HRC mourns Jo Acker, 26-year-old trans woman killed in Boise, Idaho
The HRC recorded 44 deaths of transgender and gender non-conforming people in 2020, more than in any year since we started tracking this violence in 2013.
More than 10,000 hate crimes in the United States involve a gun each year, which equates to more than 28 each day, according to a 2020 report from HRC, Everytown for Gun Safety Support Fund, Giffords Law Center and Equality Florida titled ” Remember and Honor the Pulse: Anti-LGBTQ stigma and guns take the lives of countless LGBTQ people. The report also notes a marked increase in anti-LGBTQ hate crimes, particularly against transgender people. According to the 2017-2019 Transgender Homicide Tracker, three-quarters of confirmed homicides against transgender people have involved a firearm, and nearly eight in 10 homicides of black trans women involve a firearm. Additionally, advocates saw a 43% increase in the formation of anti-LGBTQ hate groups in 2019.
At the state level, transgender and gender non-conforming people in Idaho are not explicitly protected from discrimination in employment, housing, education, and public spaces. Idaho does not include sexual orientation or gender identity as a protected characteristic in its hate crimes law. While we have recently seen gains that support and affirm transgender people, we have also faced anti-LGBTQ attacks from many levels of government this year, with over 250 anti-LGBTQ bills under consideration. in state legislatures across the country, more than 120 of which directly target transgender people. May 2021 set the record for the worst year of anti-LGBTQ legislation in recent history.

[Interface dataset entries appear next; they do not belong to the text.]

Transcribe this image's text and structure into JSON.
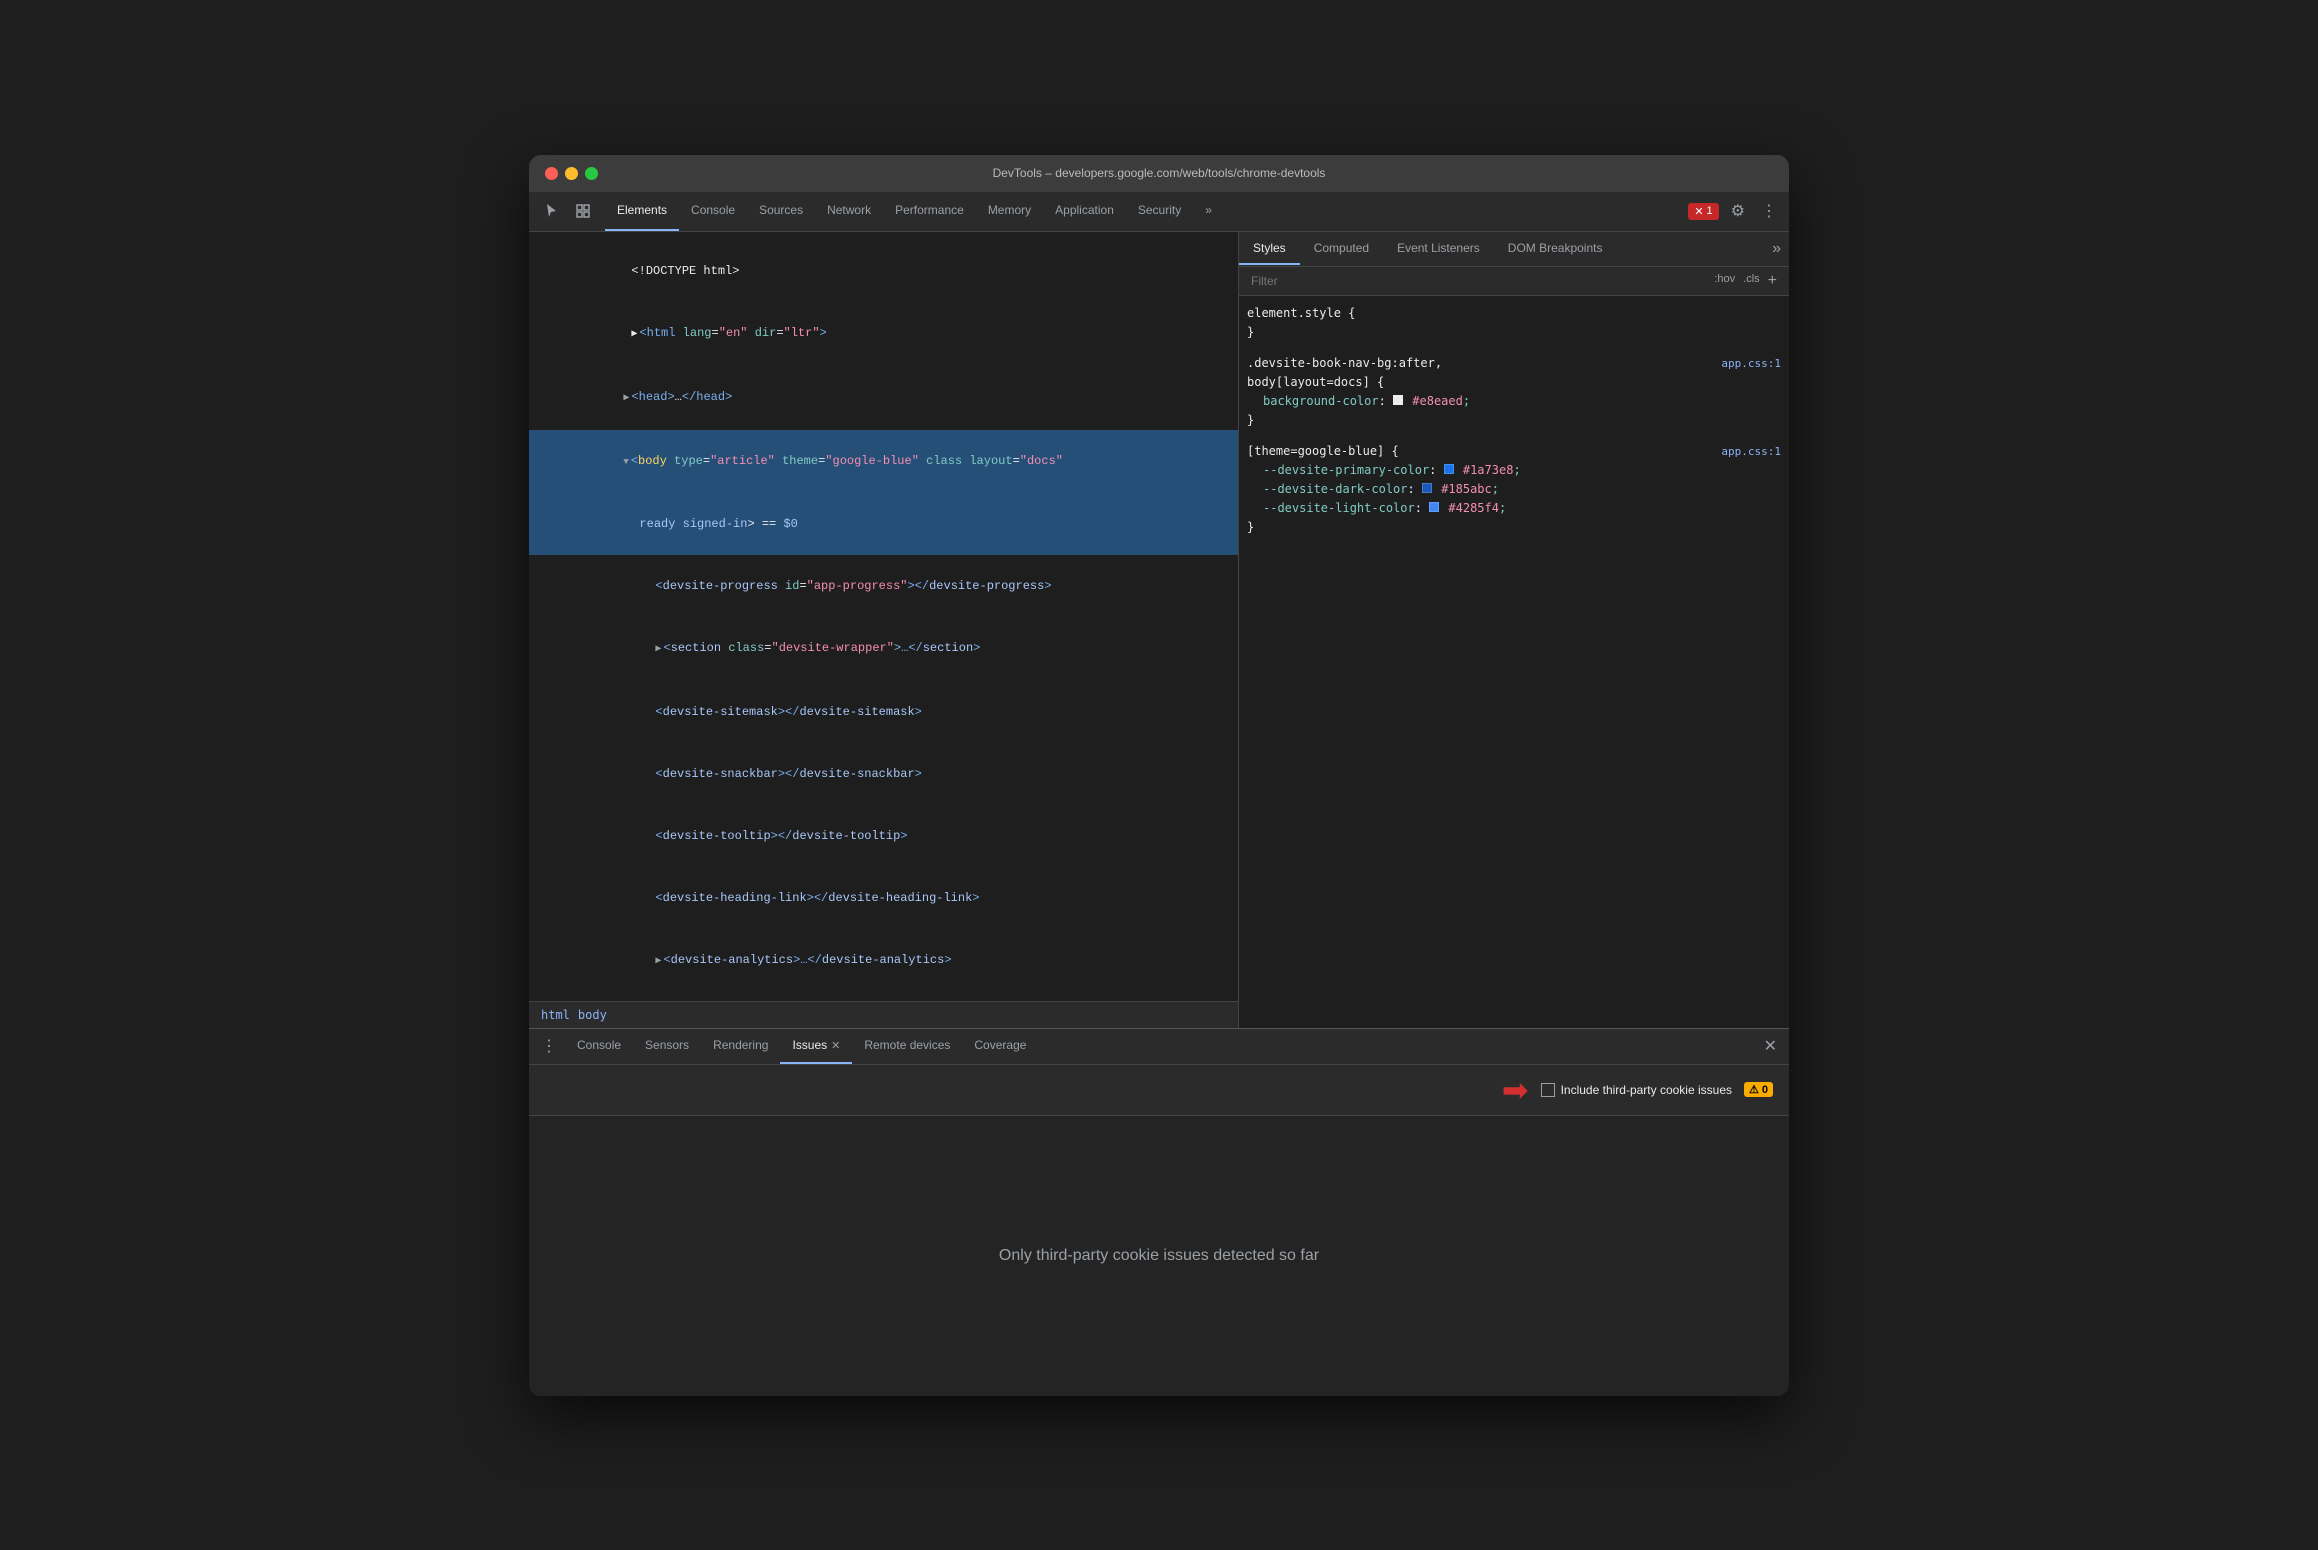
{
  "window": {
    "titlebar_title": "DevTools – developers.google.com/web/tools/chrome-devtools"
  },
  "toolbar": {
    "tabs": [
      {
        "label": "Elements",
        "active": true
      },
      {
        "label": "Console",
        "active": false
      },
      {
        "label": "Sources",
        "active": false
      },
      {
        "label": "Network",
        "active": false
      },
      {
        "label": "Performance",
        "active": false
      },
      {
        "label": "Memory",
        "active": false
      },
      {
        "label": "Application",
        "active": false
      },
      {
        "label": "Security",
        "active": false
      }
    ],
    "more_tabs_label": "»",
    "error_count": "1",
    "error_icon": "✕"
  },
  "dom_panel": {
    "lines": [
      {
        "text": "<!DOCTYPE html>",
        "type": "doctype",
        "indent": 0
      },
      {
        "text": "<html lang=\"en\" dir=\"ltr\">",
        "type": "tag",
        "indent": 0
      },
      {
        "text": "▶ <head>…</head>",
        "type": "collapsed",
        "indent": 1
      },
      {
        "text": "<body type=\"article\" theme=\"google-blue\" class layout=\"docs\"",
        "type": "body-open",
        "indent": 1,
        "selected": true
      },
      {
        "text": "ready signed-in> == $0",
        "type": "body-cont",
        "indent": 2,
        "selected": true
      },
      {
        "text": "<devsite-progress id=\"app-progress\"></devsite-progress>",
        "type": "tag",
        "indent": 3
      },
      {
        "text": "▶ <section class=\"devsite-wrapper\">…</section>",
        "type": "collapsed",
        "indent": 3
      },
      {
        "text": "<devsite-sitemask></devsite-sitemask>",
        "type": "tag",
        "indent": 3
      },
      {
        "text": "<devsite-snackbar></devsite-snackbar>",
        "type": "tag",
        "indent": 3
      },
      {
        "text": "<devsite-tooltip></devsite-tooltip>",
        "type": "tag",
        "indent": 3
      },
      {
        "text": "<devsite-heading-link></devsite-heading-link>",
        "type": "tag",
        "indent": 3
      },
      {
        "text": "▶ <devsite-analytics>…</devsite-analytics>",
        "type": "collapsed-analytics",
        "indent": 3
      }
    ],
    "breadcrumb": [
      "html",
      "body"
    ]
  },
  "styles_panel": {
    "tabs": [
      {
        "label": "Styles",
        "active": true
      },
      {
        "label": "Computed",
        "active": false
      },
      {
        "label": "Event Listeners",
        "active": false
      },
      {
        "label": "DOM Breakpoints",
        "active": false
      }
    ],
    "filter_placeholder": "Filter",
    "filter_actions": [
      ":hov",
      ".cls",
      "+"
    ],
    "rules": [
      {
        "selector": "element.style {",
        "close": "}",
        "props": [],
        "source": ""
      },
      {
        "selector": ".devsite-book-nav-bg:after,",
        "selector2": "body[layout=docs] {",
        "close": "}",
        "props": [
          {
            "name": "background-color:",
            "value": "#e8eaed",
            "color": "#e8eaed"
          }
        ],
        "source": "app.css:1"
      },
      {
        "selector": "[theme=google-blue] {",
        "close": "}",
        "props": [
          {
            "name": "--devsite-primary-color:",
            "value": "#1a73e8",
            "color": "#1a73e8"
          },
          {
            "name": "--devsite-dark-color:",
            "value": "#185abc",
            "color": "#185abc"
          },
          {
            "name": "--devsite-light-color:",
            "value": "#4285f4",
            "color": "#4285f4"
          }
        ],
        "source": "app.css:1"
      }
    ]
  },
  "drawer": {
    "tabs": [
      {
        "label": "Console",
        "active": false,
        "closeable": false
      },
      {
        "label": "Sensors",
        "active": false,
        "closeable": false
      },
      {
        "label": "Rendering",
        "active": false,
        "closeable": false
      },
      {
        "label": "Issues",
        "active": true,
        "closeable": true
      },
      {
        "label": "Remote devices",
        "active": false,
        "closeable": false
      },
      {
        "label": "Coverage",
        "active": false,
        "closeable": false
      }
    ],
    "checkbox_label": "Include third-party cookie issues",
    "warning_count": "0",
    "empty_message": "Only third-party cookie issues detected so far"
  }
}
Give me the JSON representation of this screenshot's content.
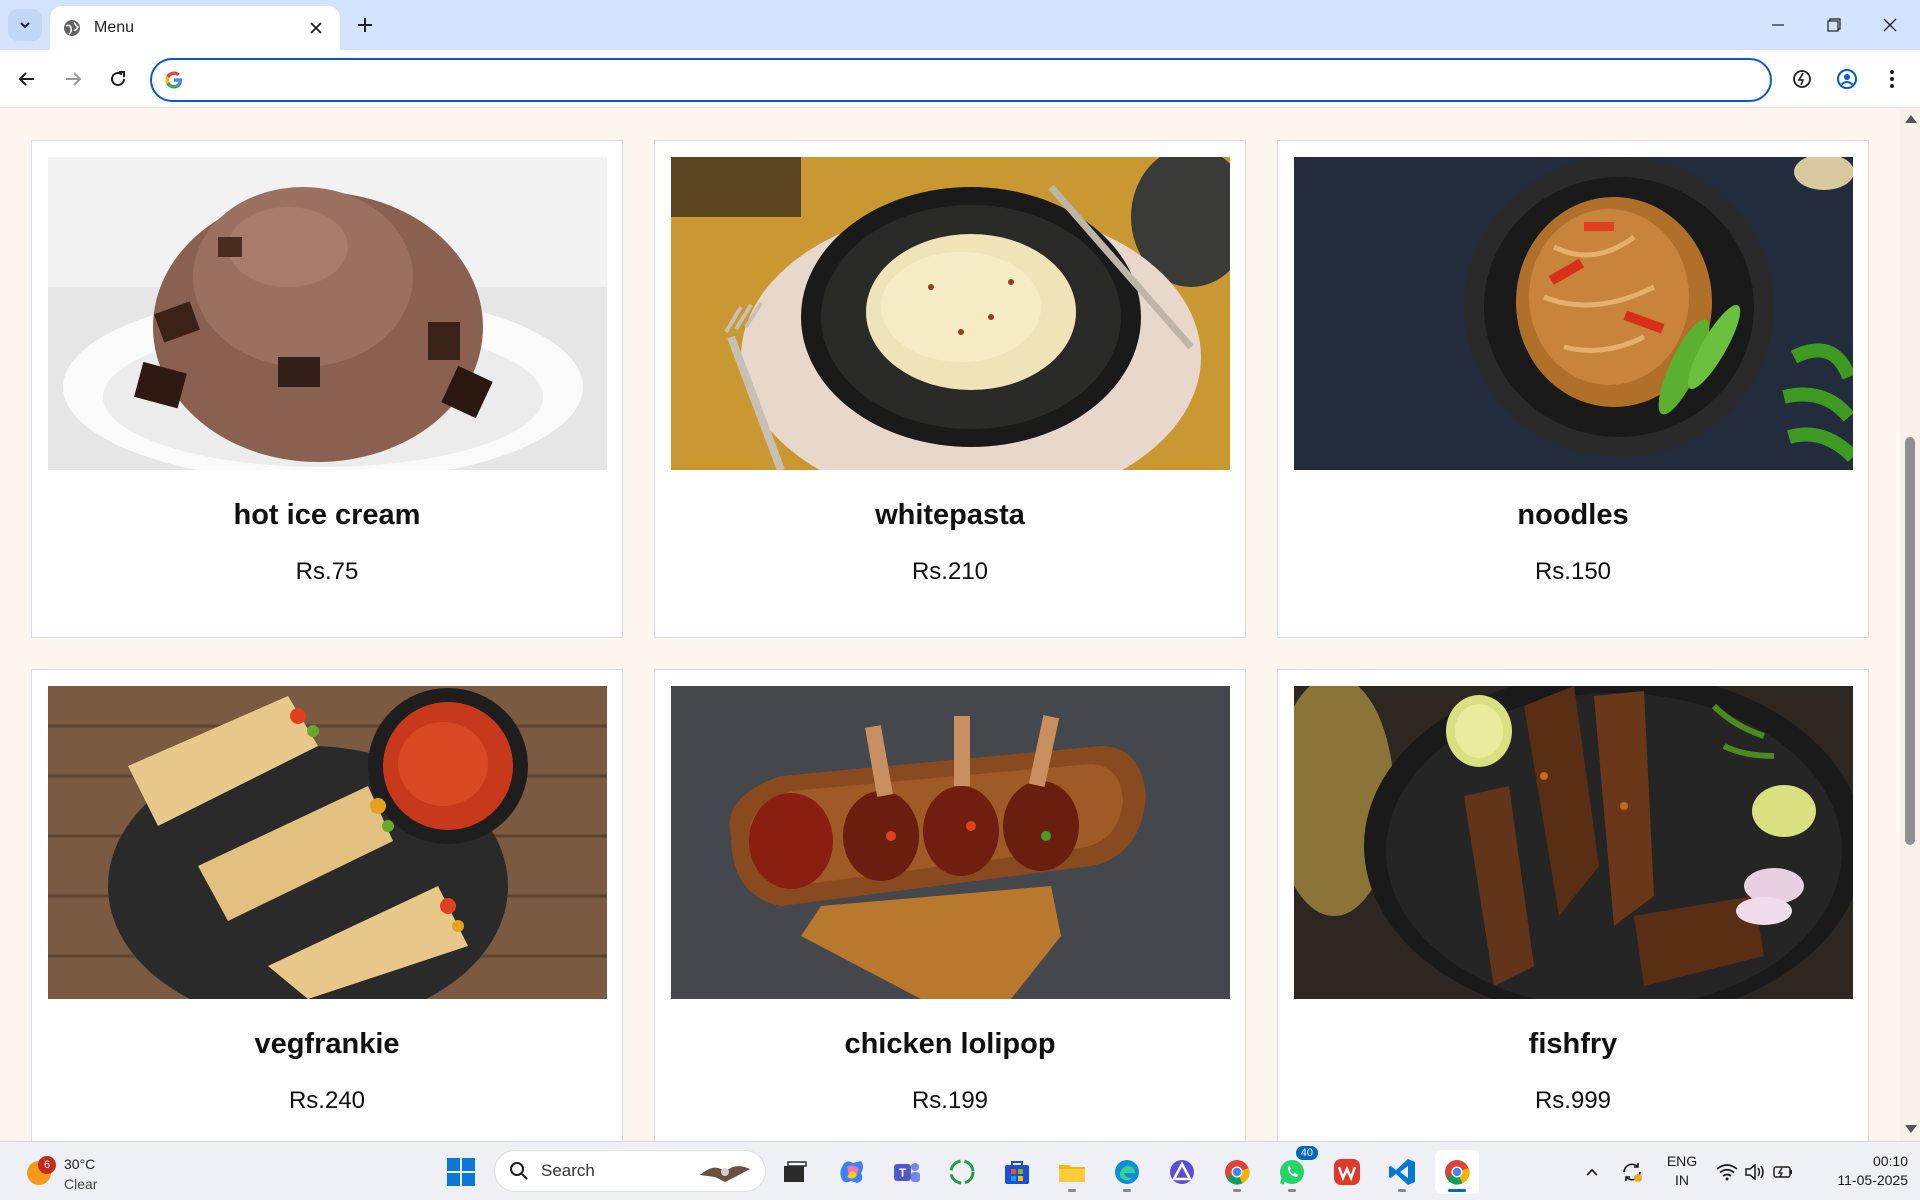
{
  "browser": {
    "tab_title": "Menu",
    "address_value": "",
    "address_placeholder": ""
  },
  "menu": {
    "items": [
      {
        "name": "hot ice cream",
        "price": "Rs.75",
        "image": "chocolate-ice-cream-photo"
      },
      {
        "name": "whitepasta",
        "price": "Rs.210",
        "image": "white-pasta-photo"
      },
      {
        "name": "noodles",
        "price": "Rs.150",
        "image": "noodles-photo"
      },
      {
        "name": "vegfrankie",
        "price": "Rs.240",
        "image": "veg-frankie-photo"
      },
      {
        "name": "chicken lolipop",
        "price": "Rs.199",
        "image": "chicken-lollipop-photo"
      },
      {
        "name": "fishfry",
        "price": "Rs.999",
        "image": "fish-fry-photo"
      }
    ]
  },
  "taskbar": {
    "weather_temp": "30°C",
    "weather_cond": "Clear",
    "weather_badge": "6",
    "search_label": "Search",
    "whatsapp_badge": "40",
    "lang_top": "ENG",
    "lang_bottom": "IN",
    "time": "00:10",
    "date": "11-05-2025"
  },
  "colors": {
    "accent": "#0b57d0",
    "tab_strip": "#d3e3fd",
    "page_bg": "#fdf6ee"
  }
}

We must demand better from our elected officials and reject harmful anti-transgender laws at the local, state and federal levels, while also considering all possible means to make an end to this violence a reality. It is clear that deadly violence disproportionately affects transgender women of color, especially black transgender women. The intersections of racism, transphobia, sexism, biphobia and homophobia conspire to deprive them of the necessities to live and thrive, so we must all work together to cultivate acceptance, reject hate and end stigma for all members of the trans and gender nonconforming community.
In order to work towards this goal and fight the stigma against transgender and non-binary people, HRC collaborated with WarnerMedia on a PSA campaign to raise their voices and their stories. Learn more and watch the PSAs here.
HRC also launched the âCount Me Inâ campaign to encourage everyone, LGBTQ people and their allies, to speak up, become visible and educate the public on behalf of transgender and non-binary people. The more people who show they care, including allies and trans and non-binary people speaking out on behalf of the most marginalized in our community, the more hearts and minds we will change. . Learn more and take action at hrc.org/CountMeIn.
In pursuit of greater precision and respect, HRC offers guidelines for journalists and others who deal with transgender people. HRC, Media Matters, and the Trans Journalists Association have also partnered with an FAQ for journalists writing about anti-trans violence. For more information on HRC’s work on transgender justice, visit hrc.org/transgender.